### Required action
Copy out once more, exactly, the line with "Serialize everything readable" and all the lines after it, up to the last line of the data.
--
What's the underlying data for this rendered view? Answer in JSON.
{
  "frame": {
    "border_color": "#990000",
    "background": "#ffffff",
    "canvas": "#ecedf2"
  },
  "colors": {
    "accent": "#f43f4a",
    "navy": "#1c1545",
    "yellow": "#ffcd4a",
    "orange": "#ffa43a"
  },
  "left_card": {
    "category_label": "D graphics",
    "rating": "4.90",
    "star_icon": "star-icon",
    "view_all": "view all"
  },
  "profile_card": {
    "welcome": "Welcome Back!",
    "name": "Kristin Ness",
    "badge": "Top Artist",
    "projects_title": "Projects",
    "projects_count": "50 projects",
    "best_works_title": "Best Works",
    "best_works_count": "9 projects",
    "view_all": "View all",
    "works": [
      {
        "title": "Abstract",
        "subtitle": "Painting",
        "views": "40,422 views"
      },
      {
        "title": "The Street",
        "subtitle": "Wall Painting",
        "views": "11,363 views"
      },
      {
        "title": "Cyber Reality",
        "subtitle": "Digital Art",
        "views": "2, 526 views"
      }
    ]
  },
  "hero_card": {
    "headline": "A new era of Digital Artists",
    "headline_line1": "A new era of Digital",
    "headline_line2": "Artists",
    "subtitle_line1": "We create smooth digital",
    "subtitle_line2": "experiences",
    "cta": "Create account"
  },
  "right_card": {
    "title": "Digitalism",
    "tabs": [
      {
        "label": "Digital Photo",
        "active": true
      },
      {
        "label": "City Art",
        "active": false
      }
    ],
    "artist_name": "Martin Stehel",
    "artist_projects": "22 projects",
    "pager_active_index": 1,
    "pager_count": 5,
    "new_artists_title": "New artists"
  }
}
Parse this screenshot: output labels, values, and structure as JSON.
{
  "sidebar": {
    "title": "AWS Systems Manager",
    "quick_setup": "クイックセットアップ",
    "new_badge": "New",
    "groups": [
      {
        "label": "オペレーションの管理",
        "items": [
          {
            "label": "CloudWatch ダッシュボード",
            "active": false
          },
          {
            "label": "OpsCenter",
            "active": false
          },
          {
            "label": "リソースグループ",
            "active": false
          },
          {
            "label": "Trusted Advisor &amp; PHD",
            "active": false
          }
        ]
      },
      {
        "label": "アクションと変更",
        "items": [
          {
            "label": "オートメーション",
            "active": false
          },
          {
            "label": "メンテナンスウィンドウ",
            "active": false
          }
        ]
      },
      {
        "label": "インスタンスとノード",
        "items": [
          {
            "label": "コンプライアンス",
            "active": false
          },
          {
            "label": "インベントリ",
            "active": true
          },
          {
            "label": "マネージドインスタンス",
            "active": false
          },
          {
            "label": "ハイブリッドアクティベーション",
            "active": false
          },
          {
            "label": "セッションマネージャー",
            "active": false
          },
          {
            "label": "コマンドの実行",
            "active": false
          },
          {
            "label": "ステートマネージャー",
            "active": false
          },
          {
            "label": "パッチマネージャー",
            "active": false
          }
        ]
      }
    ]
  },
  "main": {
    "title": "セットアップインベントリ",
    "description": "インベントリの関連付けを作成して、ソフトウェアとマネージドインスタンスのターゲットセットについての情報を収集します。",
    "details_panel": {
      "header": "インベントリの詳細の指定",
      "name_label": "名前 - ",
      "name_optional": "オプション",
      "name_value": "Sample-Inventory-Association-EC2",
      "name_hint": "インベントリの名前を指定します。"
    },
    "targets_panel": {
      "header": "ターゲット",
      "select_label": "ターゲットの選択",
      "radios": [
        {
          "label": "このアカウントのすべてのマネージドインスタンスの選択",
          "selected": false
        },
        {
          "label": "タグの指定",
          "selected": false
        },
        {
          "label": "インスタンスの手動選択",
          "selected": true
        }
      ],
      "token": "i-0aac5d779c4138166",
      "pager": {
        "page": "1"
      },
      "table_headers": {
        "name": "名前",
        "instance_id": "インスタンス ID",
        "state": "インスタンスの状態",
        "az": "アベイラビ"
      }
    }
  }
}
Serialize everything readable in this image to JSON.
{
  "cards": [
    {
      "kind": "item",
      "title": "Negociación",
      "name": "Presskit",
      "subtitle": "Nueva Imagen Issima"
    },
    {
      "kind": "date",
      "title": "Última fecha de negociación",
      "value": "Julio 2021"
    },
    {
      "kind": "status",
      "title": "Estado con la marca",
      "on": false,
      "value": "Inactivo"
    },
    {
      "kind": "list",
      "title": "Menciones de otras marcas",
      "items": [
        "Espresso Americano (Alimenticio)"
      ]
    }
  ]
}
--
### Problem solution
Serialize everything readable in this image to JSON.
{
  "cards": [
    {
      "kind": "item",
      "title": "Negociación",
      "name": "Presskit",
      "subtitle": "Nueva Imagen Issima"
    },
    {
      "kind": "date",
      "title": "Última fecha de negociación",
      "value": "Julio 2021"
    },
    {
      "kind": "status",
      "title": "Estado con la marca",
      "on": false,
      "value": "Inactivo"
    },
    {
      "kind": "list",
      "title": "Menciones de otras marcas",
      "items": [
        "Espresso Americano (Alimenticio)"
      ]
    }
  ]
}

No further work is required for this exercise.